(Entries from a dataset of interfaces)

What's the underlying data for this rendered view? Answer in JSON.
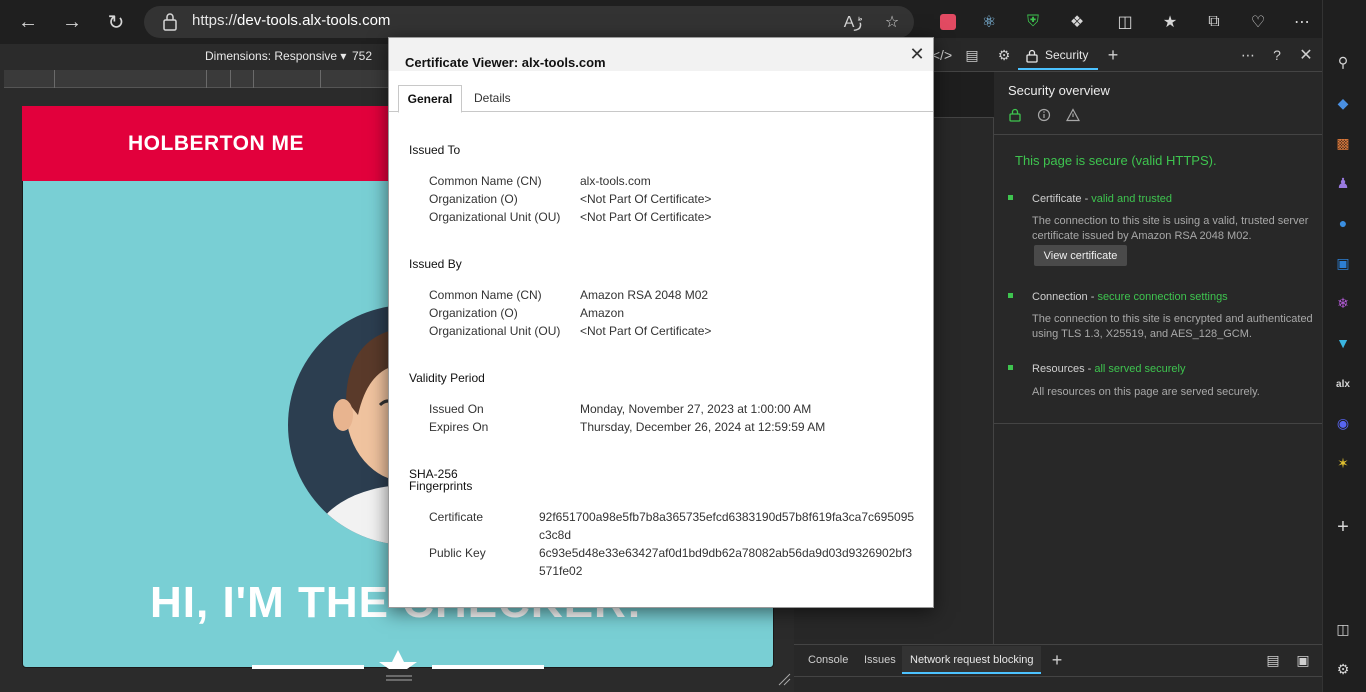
{
  "browser": {
    "url_scheme": "https://",
    "url_host": "dev-tools.alx-tools.com"
  },
  "device_toolbar": {
    "dimensions_label": "Dimensions: Responsive ▾",
    "width": "752"
  },
  "page": {
    "brand": "HOLBERTON ME",
    "hero": "HI, I'M THE CHECKER!"
  },
  "devtools": {
    "security_tab": "Security",
    "security_overview_title": "Security overview",
    "main_status": "This page is secure (valid HTTPS).",
    "certificate": {
      "head": "Certificate - ",
      "status": "valid and trusted",
      "desc": "The connection to this site is using a valid, trusted server certificate issued by Amazon RSA 2048 M02.",
      "button": "View certificate"
    },
    "connection": {
      "head": "Connection - ",
      "status": "secure connection settings",
      "desc": "The connection to this site is encrypted and authenticated using TLS 1.3, X25519, and AES_128_GCM."
    },
    "resources": {
      "head": "Resources - ",
      "status": "all served securely",
      "desc": "All resources on this page are served securely."
    },
    "drawer_tabs": [
      "Console",
      "Issues",
      "Network request blocking"
    ]
  },
  "cert_dialog": {
    "title": "Certificate Viewer: alx-tools.com",
    "tabs": [
      "General",
      "Details"
    ],
    "issued_to": {
      "heading": "Issued To",
      "rows": [
        {
          "label": "Common Name (CN)",
          "value": "alx-tools.com"
        },
        {
          "label": "Organization (O)",
          "value": "<Not Part Of Certificate>"
        },
        {
          "label": "Organizational Unit (OU)",
          "value": "<Not Part Of Certificate>"
        }
      ]
    },
    "issued_by": {
      "heading": "Issued By",
      "rows": [
        {
          "label": "Common Name (CN)",
          "value": "Amazon RSA 2048 M02"
        },
        {
          "label": "Organization (O)",
          "value": "Amazon"
        },
        {
          "label": "Organizational Unit (OU)",
          "value": "<Not Part Of Certificate>"
        }
      ]
    },
    "validity": {
      "heading": "Validity Period",
      "rows": [
        {
          "label": "Issued On",
          "value": "Monday, November 27, 2023 at 1:00:00 AM"
        },
        {
          "label": "Expires On",
          "value": "Thursday, December 26, 2024 at 12:59:59 AM"
        }
      ]
    },
    "fingerprints": {
      "heading_line1": "SHA-256",
      "heading_line2": "Fingerprints",
      "rows": [
        {
          "label": "Certificate",
          "value": "92f651700a98e5fb7b8a365735efcd6383190d57b8f619fa3ca7c695095c3c8d"
        },
        {
          "label": "Public Key",
          "value": "6c93e5d48e33e63427af0d1bd9db62a78082ab56da9d03d9326902bf3571fe02"
        }
      ]
    }
  },
  "colors": {
    "brand_red": "#e2003c",
    "page_teal": "#79cfd4",
    "secure_green": "#3ec44f",
    "accent_blue": "#4cc2ff"
  }
}
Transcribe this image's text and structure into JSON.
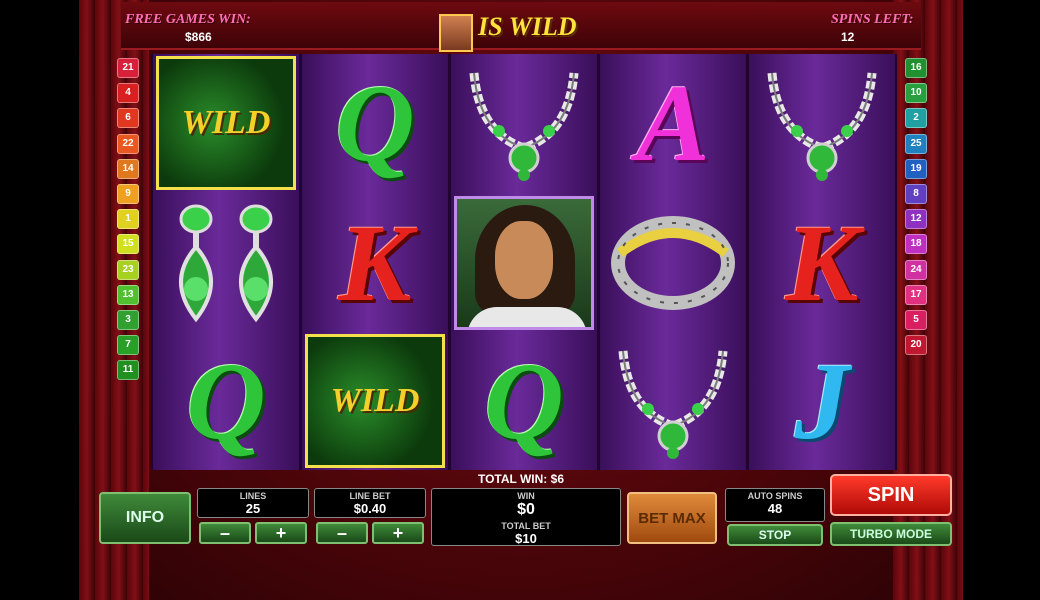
{
  "header": {
    "free_games_label": "FREE GAMES WIN:",
    "free_games_value": "$866",
    "wild_title": "IS WILD",
    "spins_left_label": "SPINS LEFT:",
    "spins_left_value": "12"
  },
  "paylines_left": [
    "21",
    "4",
    "6",
    "22",
    "14",
    "9",
    "1",
    "15",
    "23",
    "13",
    "3",
    "7",
    "11"
  ],
  "paylines_right": [
    "16",
    "10",
    "2",
    "25",
    "19",
    "8",
    "12",
    "18",
    "24",
    "17",
    "5",
    "20"
  ],
  "payline_colors_left": [
    "#d8203a",
    "#d82020",
    "#e03820",
    "#e85820",
    "#e07820",
    "#f0a020",
    "#e0d020",
    "#d0e020",
    "#a8d020",
    "#50c030",
    "#30a030",
    "#28a028",
    "#209020"
  ],
  "payline_colors_right": [
    "#209030",
    "#28a040",
    "#20a0a0",
    "#2080c0",
    "#2060c0",
    "#6040c0",
    "#9030c0",
    "#c030c0",
    "#d030a0",
    "#e03080",
    "#d82060",
    "#c01830"
  ],
  "reels": [
    [
      "WILD",
      "earrings",
      "Q"
    ],
    [
      "Q",
      "K",
      "WILD"
    ],
    [
      "necklace",
      "portrait",
      "Q"
    ],
    [
      "A",
      "bracelet",
      "necklace"
    ],
    [
      "necklace",
      "K",
      "J"
    ]
  ],
  "total_win": "TOTAL WIN: $6",
  "controls": {
    "info": "INFO",
    "lines_label": "LINES",
    "lines_value": "25",
    "minus": "–",
    "plus": "+",
    "line_bet_label": "LINE BET",
    "line_bet_value": "$0.40",
    "win_label": "WIN",
    "win_value": "$0",
    "total_bet_label": "TOTAL BET",
    "total_bet_value": "$10",
    "bet_max": "BET MAX",
    "auto_spins_label": "AUTO SPINS",
    "auto_spins_value": "48",
    "stop": "STOP",
    "spin": "SPIN",
    "turbo": "TURBO MODE"
  }
}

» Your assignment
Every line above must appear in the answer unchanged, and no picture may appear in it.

» Solution for this task
What's the underlying data for this rendered view? Answer in JSON.
{
  "browser": {
    "url_scheme": "https://",
    "url_host": "dev-tools.alx-tools.com"
  },
  "device_toolbar": {
    "dimensions_label": "Dimensions: Responsive ▾",
    "width": "752"
  },
  "page": {
    "brand": "HOLBERTON ME",
    "hero": "HI, I'M THE CHECKER!"
  },
  "devtools": {
    "security_tab": "Security",
    "security_overview_title": "Security overview",
    "main_status": "This page is secure (valid HTTPS).",
    "certificate": {
      "head": "Certificate - ",
      "status": "valid and trusted",
      "desc": "The connection to this site is using a valid, trusted server certificate issued by Amazon RSA 2048 M02.",
      "button": "View certificate"
    },
    "connection": {
      "head": "Connection - ",
      "status": "secure connection settings",
      "desc": "The connection to this site is encrypted and authenticated using TLS 1.3, X25519, and AES_128_GCM."
    },
    "resources": {
      "head": "Resources - ",
      "status": "all served securely",
      "desc": "All resources on this page are served securely."
    },
    "drawer_tabs": [
      "Console",
      "Issues",
      "Network request blocking"
    ]
  },
  "cert_dialog": {
    "title": "Certificate Viewer: alx-tools.com",
    "tabs": [
      "General",
      "Details"
    ],
    "issued_to": {
      "heading": "Issued To",
      "rows": [
        {
          "label": "Common Name (CN)",
          "value": "alx-tools.com"
        },
        {
          "label": "Organization (O)",
          "value": "<Not Part Of Certificate>"
        },
        {
          "label": "Organizational Unit (OU)",
          "value": "<Not Part Of Certificate>"
        }
      ]
    },
    "issued_by": {
      "heading": "Issued By",
      "rows": [
        {
          "label": "Common Name (CN)",
          "value": "Amazon RSA 2048 M02"
        },
        {
          "label": "Organization (O)",
          "value": "Amazon"
        },
        {
          "label": "Organizational Unit (OU)",
          "value": "<Not Part Of Certificate>"
        }
      ]
    },
    "validity": {
      "heading": "Validity Period",
      "rows": [
        {
          "label": "Issued On",
          "value": "Monday, November 27, 2023 at 1:00:00 AM"
        },
        {
          "label": "Expires On",
          "value": "Thursday, December 26, 2024 at 12:59:59 AM"
        }
      ]
    },
    "fingerprints": {
      "heading_line1": "SHA-256",
      "heading_line2": "Fingerprints",
      "rows": [
        {
          "label": "Certificate",
          "value": "92f651700a98e5fb7b8a365735efcd6383190d57b8f619fa3ca7c695095c3c8d"
        },
        {
          "label": "Public Key",
          "value": "6c93e5d48e33e63427af0d1bd9db62a78082ab56da9d03d9326902bf3571fe02"
        }
      ]
    }
  },
  "colors": {
    "brand_red": "#e2003c",
    "page_teal": "#79cfd4",
    "secure_green": "#3ec44f",
    "accent_blue": "#4cc2ff"
  }
}
Transcribe this image's text and structure into JSON.
{
  "header": {
    "free_games_label": "FREE GAMES WIN:",
    "free_games_value": "$866",
    "wild_title": "IS WILD",
    "spins_left_label": "SPINS LEFT:",
    "spins_left_value": "12"
  },
  "paylines_left": [
    "21",
    "4",
    "6",
    "22",
    "14",
    "9",
    "1",
    "15",
    "23",
    "13",
    "3",
    "7",
    "11"
  ],
  "paylines_right": [
    "16",
    "10",
    "2",
    "25",
    "19",
    "8",
    "12",
    "18",
    "24",
    "17",
    "5",
    "20"
  ],
  "payline_colors_left": [
    "#d8203a",
    "#d82020",
    "#e03820",
    "#e85820",
    "#e07820",
    "#f0a020",
    "#e0d020",
    "#d0e020",
    "#a8d020",
    "#50c030",
    "#30a030",
    "#28a028",
    "#209020"
  ],
  "payline_colors_right": [
    "#209030",
    "#28a040",
    "#20a0a0",
    "#2080c0",
    "#2060c0",
    "#6040c0",
    "#9030c0",
    "#c030c0",
    "#d030a0",
    "#e03080",
    "#d82060",
    "#c01830"
  ],
  "reels": [
    [
      "WILD",
      "earrings",
      "Q"
    ],
    [
      "Q",
      "K",
      "WILD"
    ],
    [
      "necklace",
      "portrait",
      "Q"
    ],
    [
      "A",
      "bracelet",
      "necklace"
    ],
    [
      "necklace",
      "K",
      "J"
    ]
  ],
  "total_win": "TOTAL WIN: $6",
  "controls": {
    "info": "INFO",
    "lines_label": "LINES",
    "lines_value": "25",
    "minus": "–",
    "plus": "+",
    "line_bet_label": "LINE BET",
    "line_bet_value": "$0.40",
    "win_label": "WIN",
    "win_value": "$0",
    "total_bet_label": "TOTAL BET",
    "total_bet_value": "$10",
    "bet_max": "BET MAX",
    "auto_spins_label": "AUTO SPINS",
    "auto_spins_value": "48",
    "stop": "STOP",
    "spin": "SPIN",
    "turbo": "TURBO MODE"
  }
}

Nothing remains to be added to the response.